(Available data)

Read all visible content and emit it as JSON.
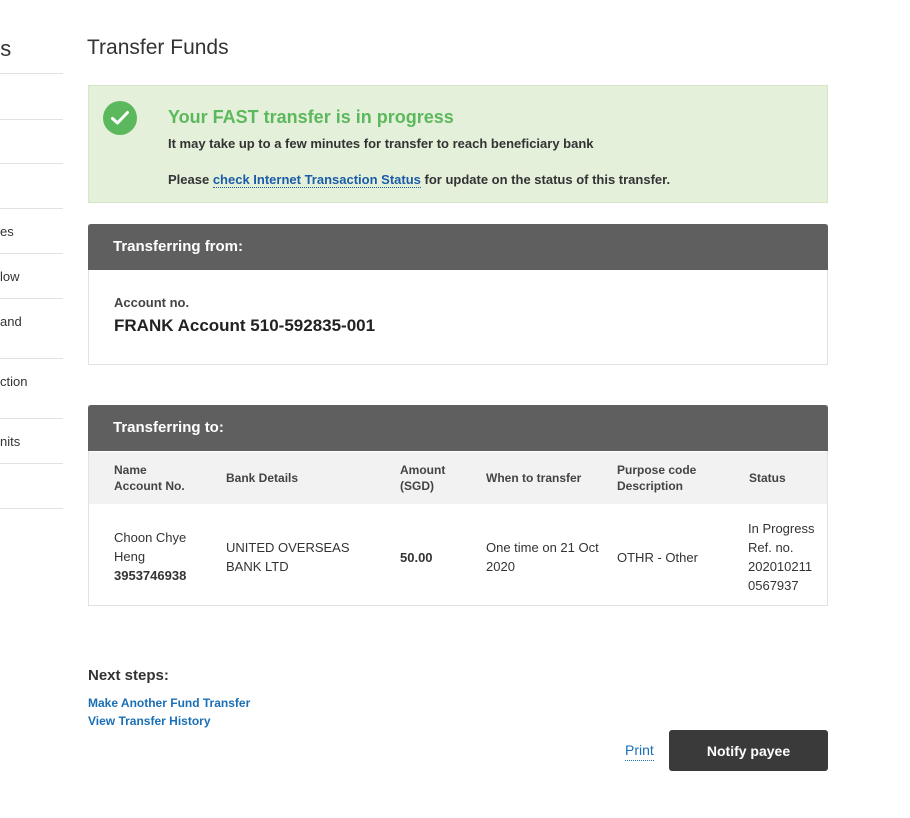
{
  "sidebar": {
    "title": "ds",
    "items": [
      {
        "label": ""
      },
      {
        "label": ""
      },
      {
        "label": ""
      },
      {
        "label": "es"
      },
      {
        "label": "low"
      },
      {
        "label": "and"
      },
      {
        "label": "ction"
      },
      {
        "label": "nits"
      },
      {
        "label": ""
      }
    ]
  },
  "page_title": "Transfer Funds",
  "banner": {
    "icon": "checkmark-circle-icon",
    "color": "#5cb85c",
    "title": "Your FAST transfer is in progress",
    "line1": "It may take up to a few minutes for transfer to reach beneficiary bank",
    "line2_prefix": "Please ",
    "line2_link": "check Internet Transaction Status",
    "line2_suffix": " for update on the status of this transfer."
  },
  "from_panel": {
    "header": "Transferring from:",
    "account_label": "Account no.",
    "account_value": "FRANK Account 510-592835-001"
  },
  "to_panel": {
    "header": "Transferring to:",
    "columns": {
      "name_line1": "Name",
      "name_line2": "Account No.",
      "bank": "Bank Details",
      "amount_line1": "Amount",
      "amount_line2": "(SGD)",
      "when": "When to transfer",
      "purpose_line1": "Purpose code",
      "purpose_line2": "Description",
      "status": "Status"
    },
    "row": {
      "name_line1": "Choon Chye",
      "name_line2": "Heng",
      "account_no": "3953746938",
      "bank_line1": "UNITED OVERSEAS",
      "bank_line2": "BANK LTD",
      "amount": "50.00",
      "when_line1": "One time on 21 Oct",
      "when_line2": "2020",
      "purpose": "OTHR - Other",
      "status_line1": "In Progress",
      "status_line2": "Ref. no.",
      "status_line3": "202010211",
      "status_line4": "0567937"
    }
  },
  "next_steps": {
    "title": "Next steps:",
    "links": [
      "Make Another Fund Transfer",
      "View Transfer History"
    ]
  },
  "actions": {
    "print": "Print",
    "notify": "Notify payee"
  }
}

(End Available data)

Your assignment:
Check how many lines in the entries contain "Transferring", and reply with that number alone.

Task response:
2